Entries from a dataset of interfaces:
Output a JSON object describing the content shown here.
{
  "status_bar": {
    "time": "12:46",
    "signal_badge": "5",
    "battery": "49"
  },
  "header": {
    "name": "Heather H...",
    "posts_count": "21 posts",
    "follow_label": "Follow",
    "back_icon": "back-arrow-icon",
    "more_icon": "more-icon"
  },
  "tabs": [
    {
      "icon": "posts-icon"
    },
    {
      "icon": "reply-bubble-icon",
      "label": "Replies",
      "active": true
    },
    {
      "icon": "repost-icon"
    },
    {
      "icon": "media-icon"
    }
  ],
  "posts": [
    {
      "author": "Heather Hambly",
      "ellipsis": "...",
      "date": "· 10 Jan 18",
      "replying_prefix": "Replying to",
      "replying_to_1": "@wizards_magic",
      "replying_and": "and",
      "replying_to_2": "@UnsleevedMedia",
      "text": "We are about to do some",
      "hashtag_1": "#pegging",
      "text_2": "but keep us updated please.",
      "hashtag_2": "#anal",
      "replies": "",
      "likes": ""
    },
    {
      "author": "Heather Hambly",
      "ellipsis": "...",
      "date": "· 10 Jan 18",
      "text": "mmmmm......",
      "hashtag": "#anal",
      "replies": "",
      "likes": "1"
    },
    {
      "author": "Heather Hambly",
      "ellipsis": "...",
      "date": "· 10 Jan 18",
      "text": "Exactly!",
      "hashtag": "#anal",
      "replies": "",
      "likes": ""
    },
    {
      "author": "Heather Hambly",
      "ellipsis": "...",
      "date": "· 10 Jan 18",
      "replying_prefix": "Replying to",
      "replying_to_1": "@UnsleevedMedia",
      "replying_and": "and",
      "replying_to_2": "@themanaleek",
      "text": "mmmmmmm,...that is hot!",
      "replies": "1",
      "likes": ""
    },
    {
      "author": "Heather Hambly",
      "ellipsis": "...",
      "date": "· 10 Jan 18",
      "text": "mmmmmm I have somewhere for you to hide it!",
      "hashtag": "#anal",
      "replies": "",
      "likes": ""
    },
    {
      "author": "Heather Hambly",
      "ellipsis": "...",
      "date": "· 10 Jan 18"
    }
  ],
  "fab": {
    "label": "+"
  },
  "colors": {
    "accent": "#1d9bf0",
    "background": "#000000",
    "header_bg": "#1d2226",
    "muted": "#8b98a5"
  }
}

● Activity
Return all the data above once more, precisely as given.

● Expected answer
Output a JSON object describing the content shown here.
{
  "status_bar": {
    "time": "12:46",
    "signal_badge": "5",
    "battery": "49"
  },
  "header": {
    "name": "Heather H...",
    "posts_count": "21 posts",
    "follow_label": "Follow",
    "back_icon": "back-arrow-icon",
    "more_icon": "more-icon"
  },
  "tabs": [
    {
      "icon": "posts-icon"
    },
    {
      "icon": "reply-bubble-icon",
      "label": "Replies",
      "active": true
    },
    {
      "icon": "repost-icon"
    },
    {
      "icon": "media-icon"
    }
  ],
  "posts": [
    {
      "author": "Heather Hambly",
      "ellipsis": "...",
      "date": "· 10 Jan 18",
      "replying_prefix": "Replying to",
      "replying_to_1": "@wizards_magic",
      "replying_and": "and",
      "replying_to_2": "@UnsleevedMedia",
      "text": "We are about to do some",
      "hashtag_1": "#pegging",
      "text_2": "but keep us updated please.",
      "hashtag_2": "#anal",
      "replies": "",
      "likes": ""
    },
    {
      "author": "Heather Hambly",
      "ellipsis": "...",
      "date": "· 10 Jan 18",
      "text": "mmmmm......",
      "hashtag": "#anal",
      "replies": "",
      "likes": "1"
    },
    {
      "author": "Heather Hambly",
      "ellipsis": "...",
      "date": "· 10 Jan 18",
      "text": "Exactly!",
      "hashtag": "#anal",
      "replies": "",
      "likes": ""
    },
    {
      "author": "Heather Hambly",
      "ellipsis": "...",
      "date": "· 10 Jan 18",
      "replying_prefix": "Replying to",
      "replying_to_1": "@UnsleevedMedia",
      "replying_and": "and",
      "replying_to_2": "@themanaleek",
      "text": "mmmmmmm,...that is hot!",
      "replies": "1",
      "likes": ""
    },
    {
      "author": "Heather Hambly",
      "ellipsis": "...",
      "date": "· 10 Jan 18",
      "text": "mmmmmm I have somewhere for you to hide it!",
      "hashtag": "#anal",
      "replies": "",
      "likes": ""
    },
    {
      "author": "Heather Hambly",
      "ellipsis": "...",
      "date": "· 10 Jan 18"
    }
  ],
  "fab": {
    "label": "+"
  },
  "colors": {
    "accent": "#1d9bf0",
    "background": "#000000",
    "header_bg": "#1d2226",
    "muted": "#8b98a5"
  }
}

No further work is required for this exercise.